Choosing stories to feature in a biannual newsletter we send out to people who fundraise for the RNLI in memory of loved ones who have died. I find their stories really touching and often heartbreaking.
I was recently moved by a poem written by a mother about her son, who died 40 years ago when he was 20 months old.
Another lady is raising money in memory of her dad, who was in the merchant navy and whose favourite charity was the RNLI. She's already run several marathons and is training to swim the English Channel.
It can be hard to keep the tears back and I find it almost impossible to decide which stories to use.
- My greatest hit
Organising an RNLI legacy conference for 60 members of staff and volunteers to discuss the importance of everyone being a legacy fundraiser. This is really vital to the RNLI because 60 per cent of our annual income comes from legacies.
As a result of the conference, we have added three more legacy managers who work in the community. They have already helped us to build up a volunteer network across the UK.
- My worst moment
In September, I had to manage five legacy campaign mailings at once. Throughout the month, I had to be 100 per cent on the ball and I could never let up for a second.
Will-making is a very personal and sensitive issue. One mistake from us can really upset supporters and be bad for us because we rely so heavily on legacy income.
So September was a nerve-wracking and stressful time.
- My top tip
Plan backwards. If you know what date you need to achieve something by, you can figure out when to start working on it so you don't leave yourself short of time.
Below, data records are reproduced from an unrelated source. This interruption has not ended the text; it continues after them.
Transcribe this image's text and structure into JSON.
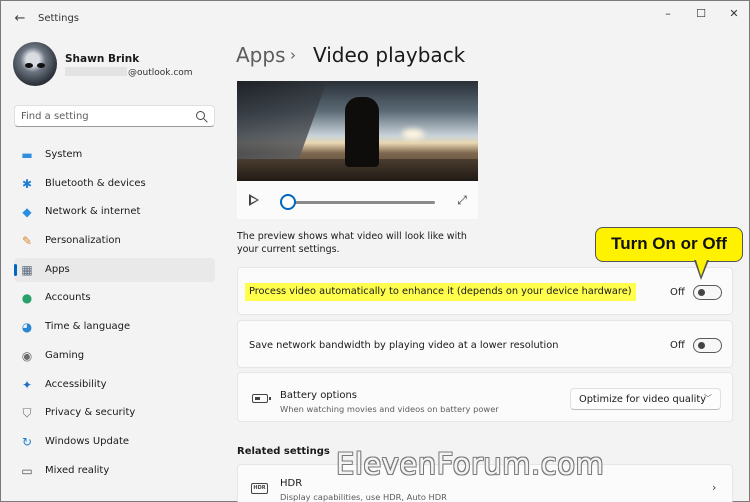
{
  "window": {
    "title": "Settings",
    "controls": {
      "minimize": "–",
      "maximize": "☐",
      "close": "✕"
    }
  },
  "profile": {
    "name": "Shawn Brink",
    "email_suffix": "@outlook.com"
  },
  "search": {
    "placeholder": "Find a setting"
  },
  "sidebar": {
    "items": [
      {
        "label": "System",
        "icon": "system-icon",
        "glyph": "▬",
        "color": "#2f8fdc"
      },
      {
        "label": "Bluetooth & devices",
        "icon": "bluetooth-icon",
        "glyph": "✱",
        "color": "#1e7fd6"
      },
      {
        "label": "Network & internet",
        "icon": "wifi-icon",
        "glyph": "◆",
        "color": "#2b8ee0"
      },
      {
        "label": "Personalization",
        "icon": "brush-icon",
        "glyph": "✎",
        "color": "#d9822b"
      },
      {
        "label": "Apps",
        "icon": "apps-icon",
        "glyph": "▦",
        "color": "#5a6b7d",
        "selected": true
      },
      {
        "label": "Accounts",
        "icon": "person-icon",
        "glyph": "●",
        "color": "#2aa06b"
      },
      {
        "label": "Time & language",
        "icon": "globe-clock-icon",
        "glyph": "◕",
        "color": "#2a86d1"
      },
      {
        "label": "Gaming",
        "icon": "gamepad-icon",
        "glyph": "◉",
        "color": "#6b6b6b"
      },
      {
        "label": "Accessibility",
        "icon": "accessibility-icon",
        "glyph": "✦",
        "color": "#1f6fc4"
      },
      {
        "label": "Privacy & security",
        "icon": "shield-icon",
        "glyph": "⛉",
        "color": "#6f6f6f"
      },
      {
        "label": "Windows Update",
        "icon": "update-icon",
        "glyph": "↻",
        "color": "#1f7fd8"
      },
      {
        "label": "Mixed reality",
        "icon": "headset-icon",
        "glyph": "▭",
        "color": "#555555"
      }
    ]
  },
  "breadcrumb": {
    "parent": "Apps",
    "separator": "›",
    "current": "Video playback"
  },
  "preview": {
    "description": "The preview shows what video will look like with your current settings.",
    "progress": 0
  },
  "settings": {
    "process_video": {
      "label": "Process video automatically to enhance it (depends on your device hardware)",
      "state": "Off"
    },
    "save_bandwidth": {
      "label": "Save network bandwidth by playing video at a lower resolution",
      "state": "Off"
    },
    "battery": {
      "title": "Battery options",
      "subtitle": "When watching movies and videos on battery power",
      "selected_option": "Optimize for video quality"
    }
  },
  "related": {
    "heading": "Related settings",
    "hdr": {
      "title": "HDR",
      "subtitle": "Display capabilities, use HDR, Auto HDR"
    }
  },
  "annotation": {
    "callout": "Turn On or Off"
  },
  "watermark": "ElevenForum.com",
  "colors": {
    "accent": "#0067c0",
    "highlight": "#fffe4d",
    "callout": "#fff200"
  }
}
And always factor in a little bit more time than you think you'll need, in case spanners are thrown into the works.
Interview by Annie Kelly